+++ Records provided
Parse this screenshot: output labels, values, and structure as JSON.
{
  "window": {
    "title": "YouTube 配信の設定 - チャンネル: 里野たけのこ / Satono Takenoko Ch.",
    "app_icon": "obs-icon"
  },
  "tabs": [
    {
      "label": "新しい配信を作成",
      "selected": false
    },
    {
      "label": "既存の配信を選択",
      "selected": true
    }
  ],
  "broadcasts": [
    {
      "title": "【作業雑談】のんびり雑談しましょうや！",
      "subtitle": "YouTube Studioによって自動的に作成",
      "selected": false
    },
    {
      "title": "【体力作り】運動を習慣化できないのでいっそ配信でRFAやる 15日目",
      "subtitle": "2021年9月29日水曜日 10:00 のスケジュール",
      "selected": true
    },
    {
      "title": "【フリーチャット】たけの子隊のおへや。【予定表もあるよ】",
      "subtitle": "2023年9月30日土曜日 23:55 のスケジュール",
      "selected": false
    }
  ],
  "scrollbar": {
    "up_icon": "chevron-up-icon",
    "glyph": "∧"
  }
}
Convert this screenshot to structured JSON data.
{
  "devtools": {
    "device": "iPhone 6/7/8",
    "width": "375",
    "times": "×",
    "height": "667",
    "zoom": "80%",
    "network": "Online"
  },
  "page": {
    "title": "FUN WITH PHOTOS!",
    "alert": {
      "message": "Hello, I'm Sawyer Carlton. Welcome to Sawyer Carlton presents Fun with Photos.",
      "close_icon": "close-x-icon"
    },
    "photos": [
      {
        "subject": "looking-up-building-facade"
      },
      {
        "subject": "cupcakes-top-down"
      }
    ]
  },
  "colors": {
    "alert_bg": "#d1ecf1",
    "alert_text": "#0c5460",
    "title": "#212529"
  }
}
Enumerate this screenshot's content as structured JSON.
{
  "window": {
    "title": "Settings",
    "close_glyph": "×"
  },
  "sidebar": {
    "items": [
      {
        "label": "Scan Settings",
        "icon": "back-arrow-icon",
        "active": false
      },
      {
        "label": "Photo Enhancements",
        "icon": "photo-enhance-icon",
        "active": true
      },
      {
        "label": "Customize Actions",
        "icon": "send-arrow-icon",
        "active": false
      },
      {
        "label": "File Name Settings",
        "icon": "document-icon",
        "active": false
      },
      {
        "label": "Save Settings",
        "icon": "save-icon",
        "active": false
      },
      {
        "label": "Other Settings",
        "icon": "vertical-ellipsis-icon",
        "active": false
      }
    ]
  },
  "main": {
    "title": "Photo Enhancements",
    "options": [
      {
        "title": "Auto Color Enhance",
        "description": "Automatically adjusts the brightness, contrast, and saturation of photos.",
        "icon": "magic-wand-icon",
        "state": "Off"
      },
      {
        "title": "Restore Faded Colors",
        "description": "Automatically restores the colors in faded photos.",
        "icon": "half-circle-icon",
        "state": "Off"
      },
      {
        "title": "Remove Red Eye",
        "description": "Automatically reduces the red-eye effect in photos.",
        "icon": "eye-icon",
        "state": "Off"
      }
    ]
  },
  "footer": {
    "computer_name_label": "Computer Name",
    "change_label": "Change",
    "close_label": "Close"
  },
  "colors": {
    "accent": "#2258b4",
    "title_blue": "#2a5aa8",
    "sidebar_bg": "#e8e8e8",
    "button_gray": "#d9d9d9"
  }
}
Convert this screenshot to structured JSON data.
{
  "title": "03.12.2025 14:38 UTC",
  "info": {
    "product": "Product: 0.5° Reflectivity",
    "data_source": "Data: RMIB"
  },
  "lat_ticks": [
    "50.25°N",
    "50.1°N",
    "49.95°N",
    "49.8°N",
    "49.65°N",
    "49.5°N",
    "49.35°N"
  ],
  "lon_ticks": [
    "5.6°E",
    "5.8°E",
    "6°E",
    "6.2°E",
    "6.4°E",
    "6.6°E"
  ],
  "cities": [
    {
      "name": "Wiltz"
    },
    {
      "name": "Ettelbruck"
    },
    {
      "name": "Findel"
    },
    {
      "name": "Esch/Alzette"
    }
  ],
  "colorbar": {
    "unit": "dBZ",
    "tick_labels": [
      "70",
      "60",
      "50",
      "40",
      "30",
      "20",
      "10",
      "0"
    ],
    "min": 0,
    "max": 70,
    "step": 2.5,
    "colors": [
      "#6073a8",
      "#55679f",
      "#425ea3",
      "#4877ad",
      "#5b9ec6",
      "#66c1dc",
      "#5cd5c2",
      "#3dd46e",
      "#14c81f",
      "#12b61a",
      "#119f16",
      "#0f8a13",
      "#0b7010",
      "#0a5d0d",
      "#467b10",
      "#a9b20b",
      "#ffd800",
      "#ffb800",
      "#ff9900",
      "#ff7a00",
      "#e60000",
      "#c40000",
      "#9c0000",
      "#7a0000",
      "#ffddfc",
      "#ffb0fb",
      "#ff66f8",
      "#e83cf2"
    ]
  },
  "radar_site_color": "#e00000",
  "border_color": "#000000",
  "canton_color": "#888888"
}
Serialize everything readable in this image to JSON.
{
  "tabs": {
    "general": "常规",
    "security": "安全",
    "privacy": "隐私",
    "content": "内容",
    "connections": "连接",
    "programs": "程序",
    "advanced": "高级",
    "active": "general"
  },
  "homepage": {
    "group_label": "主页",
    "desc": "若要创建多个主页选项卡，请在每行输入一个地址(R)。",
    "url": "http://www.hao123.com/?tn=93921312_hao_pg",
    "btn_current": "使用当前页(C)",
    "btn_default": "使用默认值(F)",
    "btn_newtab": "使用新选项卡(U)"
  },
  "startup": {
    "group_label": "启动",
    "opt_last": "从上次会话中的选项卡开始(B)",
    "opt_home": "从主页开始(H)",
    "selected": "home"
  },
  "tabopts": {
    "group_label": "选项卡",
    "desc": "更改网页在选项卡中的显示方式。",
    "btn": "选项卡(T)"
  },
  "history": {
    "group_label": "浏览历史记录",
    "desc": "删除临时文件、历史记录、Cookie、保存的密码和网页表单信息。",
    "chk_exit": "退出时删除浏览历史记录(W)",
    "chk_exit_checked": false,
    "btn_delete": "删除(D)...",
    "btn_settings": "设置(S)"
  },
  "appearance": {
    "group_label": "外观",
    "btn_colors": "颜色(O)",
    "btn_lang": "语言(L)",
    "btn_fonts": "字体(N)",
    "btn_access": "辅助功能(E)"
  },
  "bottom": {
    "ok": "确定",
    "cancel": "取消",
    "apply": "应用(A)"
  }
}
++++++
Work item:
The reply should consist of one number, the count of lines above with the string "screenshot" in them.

Response for this exercise:
4